Input:
___

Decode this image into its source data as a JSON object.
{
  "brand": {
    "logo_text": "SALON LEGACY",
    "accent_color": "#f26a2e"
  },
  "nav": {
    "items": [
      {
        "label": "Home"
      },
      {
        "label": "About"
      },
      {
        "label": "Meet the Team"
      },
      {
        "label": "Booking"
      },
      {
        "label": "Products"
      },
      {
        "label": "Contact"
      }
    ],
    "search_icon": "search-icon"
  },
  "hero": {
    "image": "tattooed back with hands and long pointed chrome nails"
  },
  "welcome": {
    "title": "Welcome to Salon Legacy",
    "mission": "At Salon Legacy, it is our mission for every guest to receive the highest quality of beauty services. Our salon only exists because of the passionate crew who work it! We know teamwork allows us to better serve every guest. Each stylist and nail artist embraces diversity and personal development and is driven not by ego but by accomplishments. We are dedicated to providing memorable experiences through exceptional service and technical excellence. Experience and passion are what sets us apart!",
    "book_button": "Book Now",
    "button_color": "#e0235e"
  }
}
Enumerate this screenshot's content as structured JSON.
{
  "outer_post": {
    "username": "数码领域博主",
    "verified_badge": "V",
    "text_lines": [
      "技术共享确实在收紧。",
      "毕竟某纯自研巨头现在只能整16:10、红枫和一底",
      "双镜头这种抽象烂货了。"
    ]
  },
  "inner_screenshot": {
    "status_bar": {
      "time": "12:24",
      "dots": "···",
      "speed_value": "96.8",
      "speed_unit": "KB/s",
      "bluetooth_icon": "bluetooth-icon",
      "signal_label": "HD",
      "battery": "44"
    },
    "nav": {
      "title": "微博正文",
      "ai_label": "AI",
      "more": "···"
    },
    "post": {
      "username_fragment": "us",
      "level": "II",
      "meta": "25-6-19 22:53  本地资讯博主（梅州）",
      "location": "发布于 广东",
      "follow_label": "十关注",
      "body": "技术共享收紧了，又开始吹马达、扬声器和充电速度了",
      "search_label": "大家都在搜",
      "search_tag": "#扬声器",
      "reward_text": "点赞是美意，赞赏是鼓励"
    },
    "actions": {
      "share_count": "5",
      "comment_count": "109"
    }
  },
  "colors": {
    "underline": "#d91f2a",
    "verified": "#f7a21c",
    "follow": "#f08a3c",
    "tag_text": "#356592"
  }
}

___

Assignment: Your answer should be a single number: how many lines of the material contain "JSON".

Solution: 2